BEGIN INPUT DATA

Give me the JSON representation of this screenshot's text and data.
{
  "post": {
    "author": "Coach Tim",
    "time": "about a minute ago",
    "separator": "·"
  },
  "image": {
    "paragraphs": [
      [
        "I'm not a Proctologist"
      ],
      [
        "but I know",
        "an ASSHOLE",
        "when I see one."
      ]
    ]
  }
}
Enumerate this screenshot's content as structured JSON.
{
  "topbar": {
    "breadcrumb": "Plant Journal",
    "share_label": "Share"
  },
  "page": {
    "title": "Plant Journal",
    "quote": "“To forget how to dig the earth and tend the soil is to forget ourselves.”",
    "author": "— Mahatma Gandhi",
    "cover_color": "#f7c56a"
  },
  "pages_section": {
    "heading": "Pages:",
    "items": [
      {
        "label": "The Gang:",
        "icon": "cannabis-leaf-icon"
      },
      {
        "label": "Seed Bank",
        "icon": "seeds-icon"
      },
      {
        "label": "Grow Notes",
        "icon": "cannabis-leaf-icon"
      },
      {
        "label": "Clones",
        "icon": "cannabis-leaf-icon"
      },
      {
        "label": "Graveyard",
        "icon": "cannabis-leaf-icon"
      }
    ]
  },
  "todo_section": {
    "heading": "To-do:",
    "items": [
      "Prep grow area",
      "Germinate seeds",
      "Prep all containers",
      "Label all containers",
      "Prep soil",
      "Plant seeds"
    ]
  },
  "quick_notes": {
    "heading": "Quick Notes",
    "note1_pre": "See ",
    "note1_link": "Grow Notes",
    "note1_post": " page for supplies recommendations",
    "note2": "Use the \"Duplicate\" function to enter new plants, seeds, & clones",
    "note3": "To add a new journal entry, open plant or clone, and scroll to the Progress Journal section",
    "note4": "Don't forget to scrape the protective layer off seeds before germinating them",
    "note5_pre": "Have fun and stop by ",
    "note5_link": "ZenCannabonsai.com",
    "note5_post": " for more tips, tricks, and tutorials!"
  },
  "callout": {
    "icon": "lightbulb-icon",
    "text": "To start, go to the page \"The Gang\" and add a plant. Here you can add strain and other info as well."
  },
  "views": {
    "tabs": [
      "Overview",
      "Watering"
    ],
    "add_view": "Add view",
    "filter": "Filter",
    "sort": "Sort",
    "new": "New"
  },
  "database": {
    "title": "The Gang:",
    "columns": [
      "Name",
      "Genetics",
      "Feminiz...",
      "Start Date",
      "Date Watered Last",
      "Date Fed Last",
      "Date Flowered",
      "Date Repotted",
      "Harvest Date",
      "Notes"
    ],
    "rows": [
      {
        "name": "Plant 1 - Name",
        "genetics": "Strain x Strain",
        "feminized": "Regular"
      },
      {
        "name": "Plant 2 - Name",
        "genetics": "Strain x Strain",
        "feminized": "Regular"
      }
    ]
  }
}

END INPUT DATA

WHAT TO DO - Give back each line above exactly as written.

SOLUTION TO THE EXERCISE -
Give me the JSON representation of this screenshot's text and data.
{
  "post": {
    "author": "Coach Tim",
    "time": "about a minute ago",
    "separator": "·"
  },
  "image": {
    "paragraphs": [
      [
        "I'm not a Proctologist"
      ],
      [
        "but I know",
        "an ASSHOLE",
        "when I see one."
      ]
    ]
  }
}
Enumerate this screenshot's content as structured JSON.
{
  "topbar": {
    "breadcrumb": "Plant Journal",
    "share_label": "Share"
  },
  "page": {
    "title": "Plant Journal",
    "quote": "“To forget how to dig the earth and tend the soil is to forget ourselves.”",
    "author": "— Mahatma Gandhi",
    "cover_color": "#f7c56a"
  },
  "pages_section": {
    "heading": "Pages:",
    "items": [
      {
        "label": "The Gang:",
        "icon": "cannabis-leaf-icon"
      },
      {
        "label": "Seed Bank",
        "icon": "seeds-icon"
      },
      {
        "label": "Grow Notes",
        "icon": "cannabis-leaf-icon"
      },
      {
        "label": "Clones",
        "icon": "cannabis-leaf-icon"
      },
      {
        "label": "Graveyard",
        "icon": "cannabis-leaf-icon"
      }
    ]
  },
  "todo_section": {
    "heading": "To-do:",
    "items": [
      "Prep grow area",
      "Germinate seeds",
      "Prep all containers",
      "Label all containers",
      "Prep soil",
      "Plant seeds"
    ]
  },
  "quick_notes": {
    "heading": "Quick Notes",
    "note1_pre": "See ",
    "note1_link": "Grow Notes",
    "note1_post": " page for supplies recommendations",
    "note2": "Use the \"Duplicate\" function to enter new plants, seeds, & clones",
    "note3": "To add a new journal entry, open plant or clone, and scroll to the Progress Journal section",
    "note4": "Don't forget to scrape the protective layer off seeds before germinating them",
    "note5_pre": "Have fun and stop by ",
    "note5_link": "ZenCannabonsai.com",
    "note5_post": " for more tips, tricks, and tutorials!"
  },
  "callout": {
    "icon": "lightbulb-icon",
    "text": "To start, go to the page \"The Gang\" and add a plant. Here you can add strain and other info as well."
  },
  "views": {
    "tabs": [
      "Overview",
      "Watering"
    ],
    "add_view": "Add view",
    "filter": "Filter",
    "sort": "Sort",
    "new": "New"
  },
  "database": {
    "title": "The Gang:",
    "columns": [
      "Name",
      "Genetics",
      "Feminiz...",
      "Start Date",
      "Date Watered Last",
      "Date Fed Last",
      "Date Flowered",
      "Date Repotted",
      "Harvest Date",
      "Notes"
    ],
    "rows": [
      {
        "name": "Plant 1 - Name",
        "genetics": "Strain x Strain",
        "feminized": "Regular"
      },
      {
        "name": "Plant 2 - Name",
        "genetics": "Strain x Strain",
        "feminized": "Regular"
      }
    ]
  }
}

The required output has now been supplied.